= Beginning of Section =

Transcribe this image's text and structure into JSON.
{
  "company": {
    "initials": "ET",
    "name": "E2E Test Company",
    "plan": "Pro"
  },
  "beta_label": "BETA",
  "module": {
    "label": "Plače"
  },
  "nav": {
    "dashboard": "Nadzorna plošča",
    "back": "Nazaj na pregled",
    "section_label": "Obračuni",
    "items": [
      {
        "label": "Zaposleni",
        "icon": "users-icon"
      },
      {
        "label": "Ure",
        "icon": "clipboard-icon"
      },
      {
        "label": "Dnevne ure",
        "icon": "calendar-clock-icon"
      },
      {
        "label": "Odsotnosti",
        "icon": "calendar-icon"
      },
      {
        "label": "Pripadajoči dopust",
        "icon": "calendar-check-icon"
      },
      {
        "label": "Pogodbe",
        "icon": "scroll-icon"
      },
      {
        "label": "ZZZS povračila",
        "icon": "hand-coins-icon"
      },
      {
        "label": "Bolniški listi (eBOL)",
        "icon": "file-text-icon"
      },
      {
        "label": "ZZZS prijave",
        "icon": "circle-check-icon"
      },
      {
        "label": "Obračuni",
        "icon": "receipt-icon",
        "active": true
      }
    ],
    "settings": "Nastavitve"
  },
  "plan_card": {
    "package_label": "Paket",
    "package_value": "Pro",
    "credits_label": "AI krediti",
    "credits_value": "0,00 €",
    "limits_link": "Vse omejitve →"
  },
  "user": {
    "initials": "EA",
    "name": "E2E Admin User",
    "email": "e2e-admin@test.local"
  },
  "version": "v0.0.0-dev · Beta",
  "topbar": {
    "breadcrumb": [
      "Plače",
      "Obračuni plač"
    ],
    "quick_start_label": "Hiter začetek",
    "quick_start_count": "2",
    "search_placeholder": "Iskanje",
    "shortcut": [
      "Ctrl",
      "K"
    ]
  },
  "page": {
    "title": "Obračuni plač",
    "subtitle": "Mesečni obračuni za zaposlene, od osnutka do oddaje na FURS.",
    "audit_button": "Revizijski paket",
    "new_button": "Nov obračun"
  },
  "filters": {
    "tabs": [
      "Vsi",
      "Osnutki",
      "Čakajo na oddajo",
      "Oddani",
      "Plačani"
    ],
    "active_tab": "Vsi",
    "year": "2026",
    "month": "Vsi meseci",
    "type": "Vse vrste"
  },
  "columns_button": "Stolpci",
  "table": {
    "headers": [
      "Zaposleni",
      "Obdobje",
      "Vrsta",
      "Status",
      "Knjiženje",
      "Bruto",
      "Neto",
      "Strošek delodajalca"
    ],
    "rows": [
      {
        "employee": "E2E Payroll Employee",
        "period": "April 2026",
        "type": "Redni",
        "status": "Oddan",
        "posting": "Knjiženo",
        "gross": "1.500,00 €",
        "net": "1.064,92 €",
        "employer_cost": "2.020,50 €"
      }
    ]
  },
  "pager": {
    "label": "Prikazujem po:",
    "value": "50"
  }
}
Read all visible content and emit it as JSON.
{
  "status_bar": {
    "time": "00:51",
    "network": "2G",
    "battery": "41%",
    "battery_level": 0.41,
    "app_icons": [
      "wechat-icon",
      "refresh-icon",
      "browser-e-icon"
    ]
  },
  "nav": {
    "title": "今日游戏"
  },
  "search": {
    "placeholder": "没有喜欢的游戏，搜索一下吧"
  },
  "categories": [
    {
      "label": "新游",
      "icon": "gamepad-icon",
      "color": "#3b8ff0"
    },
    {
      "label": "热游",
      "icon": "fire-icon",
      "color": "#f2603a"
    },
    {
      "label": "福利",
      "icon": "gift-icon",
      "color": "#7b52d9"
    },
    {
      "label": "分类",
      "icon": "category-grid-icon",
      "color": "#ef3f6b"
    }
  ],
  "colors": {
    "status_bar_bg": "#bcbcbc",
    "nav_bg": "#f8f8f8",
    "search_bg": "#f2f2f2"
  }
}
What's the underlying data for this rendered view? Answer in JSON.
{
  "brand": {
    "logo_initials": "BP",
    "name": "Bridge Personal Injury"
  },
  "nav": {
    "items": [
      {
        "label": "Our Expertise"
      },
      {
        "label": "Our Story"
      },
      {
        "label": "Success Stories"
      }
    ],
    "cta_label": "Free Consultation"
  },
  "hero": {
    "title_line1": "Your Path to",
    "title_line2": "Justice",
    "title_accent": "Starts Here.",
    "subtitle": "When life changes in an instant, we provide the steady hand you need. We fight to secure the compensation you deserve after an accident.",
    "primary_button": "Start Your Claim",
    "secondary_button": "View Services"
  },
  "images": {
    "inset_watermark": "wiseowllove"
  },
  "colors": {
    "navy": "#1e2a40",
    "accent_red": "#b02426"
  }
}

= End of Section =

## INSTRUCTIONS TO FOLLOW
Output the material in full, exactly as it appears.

## TASK RESPONSE
Transcribe this image's text and structure into JSON.
{
  "company": {
    "initials": "ET",
    "name": "E2E Test Company",
    "plan": "Pro"
  },
  "beta_label": "BETA",
  "module": {
    "label": "Plače"
  },
  "nav": {
    "dashboard": "Nadzorna plošča",
    "back": "Nazaj na pregled",
    "section_label": "Obračuni",
    "items": [
      {
        "label": "Zaposleni",
        "icon": "users-icon"
      },
      {
        "label": "Ure",
        "icon": "clipboard-icon"
      },
      {
        "label": "Dnevne ure",
        "icon": "calendar-clock-icon"
      },
      {
        "label": "Odsotnosti",
        "icon": "calendar-icon"
      },
      {
        "label": "Pripadajoči dopust",
        "icon": "calendar-check-icon"
      },
      {
        "label": "Pogodbe",
        "icon": "scroll-icon"
      },
      {
        "label": "ZZZS povračila",
        "icon": "hand-coins-icon"
      },
      {
        "label": "Bolniški listi (eBOL)",
        "icon": "file-text-icon"
      },
      {
        "label": "ZZZS prijave",
        "icon": "circle-check-icon"
      },
      {
        "label": "Obračuni",
        "icon": "receipt-icon",
        "active": true
      }
    ],
    "settings": "Nastavitve"
  },
  "plan_card": {
    "package_label": "Paket",
    "package_value": "Pro",
    "credits_label": "AI krediti",
    "credits_value": "0,00 €",
    "limits_link": "Vse omejitve →"
  },
  "user": {
    "initials": "EA",
    "name": "E2E Admin User",
    "email": "e2e-admin@test.local"
  },
  "version": "v0.0.0-dev · Beta",
  "topbar": {
    "breadcrumb": [
      "Plače",
      "Obračuni plač"
    ],
    "quick_start_label": "Hiter začetek",
    "quick_start_count": "2",
    "search_placeholder": "Iskanje",
    "shortcut": [
      "Ctrl",
      "K"
    ]
  },
  "page": {
    "title": "Obračuni plač",
    "subtitle": "Mesečni obračuni za zaposlene, od osnutka do oddaje na FURS.",
    "audit_button": "Revizijski paket",
    "new_button": "Nov obračun"
  },
  "filters": {
    "tabs": [
      "Vsi",
      "Osnutki",
      "Čakajo na oddajo",
      "Oddani",
      "Plačani"
    ],
    "active_tab": "Vsi",
    "year": "2026",
    "month": "Vsi meseci",
    "type": "Vse vrste"
  },
  "columns_button": "Stolpci",
  "table": {
    "headers": [
      "Zaposleni",
      "Obdobje",
      "Vrsta",
      "Status",
      "Knjiženje",
      "Bruto",
      "Neto",
      "Strošek delodajalca"
    ],
    "rows": [
      {
        "employee": "E2E Payroll Employee",
        "period": "April 2026",
        "type": "Redni",
        "status": "Oddan",
        "posting": "Knjiženo",
        "gross": "1.500,00 €",
        "net": "1.064,92 €",
        "employer_cost": "2.020,50 €"
      }
    ]
  },
  "pager": {
    "label": "Prikazujem po:",
    "value": "50"
  }
}
Read all visible content and emit it as JSON.
{
  "status_bar": {
    "time": "00:51",
    "network": "2G",
    "battery": "41%",
    "battery_level": 0.41,
    "app_icons": [
      "wechat-icon",
      "refresh-icon",
      "browser-e-icon"
    ]
  },
  "nav": {
    "title": "今日游戏"
  },
  "search": {
    "placeholder": "没有喜欢的游戏，搜索一下吧"
  },
  "categories": [
    {
      "label": "新游",
      "icon": "gamepad-icon",
      "color": "#3b8ff0"
    },
    {
      "label": "热游",
      "icon": "fire-icon",
      "color": "#f2603a"
    },
    {
      "label": "福利",
      "icon": "gift-icon",
      "color": "#7b52d9"
    },
    {
      "label": "分类",
      "icon": "category-grid-icon",
      "color": "#ef3f6b"
    }
  ],
  "colors": {
    "status_bar_bg": "#bcbcbc",
    "nav_bg": "#f8f8f8",
    "search_bg": "#f2f2f2"
  }
}
What's the underlying data for this rendered view? Answer in JSON.
{
  "brand": {
    "logo_initials": "BP",
    "name": "Bridge Personal Injury"
  },
  "nav": {
    "items": [
      {
        "label": "Our Expertise"
      },
      {
        "label": "Our Story"
      },
      {
        "label": "Success Stories"
      }
    ],
    "cta_label": "Free Consultation"
  },
  "hero": {
    "title_line1": "Your Path to",
    "title_line2": "Justice",
    "title_accent": "Starts Here.",
    "subtitle": "When life changes in an instant, we provide the steady hand you need. We fight to secure the compensation you deserve after an accident.",
    "primary_button": "Start Your Claim",
    "secondary_button": "View Services"
  },
  "images": {
    "inset_watermark": "wiseowllove"
  },
  "colors": {
    "navy": "#1e2a40",
    "accent_red": "#b02426"
  }
}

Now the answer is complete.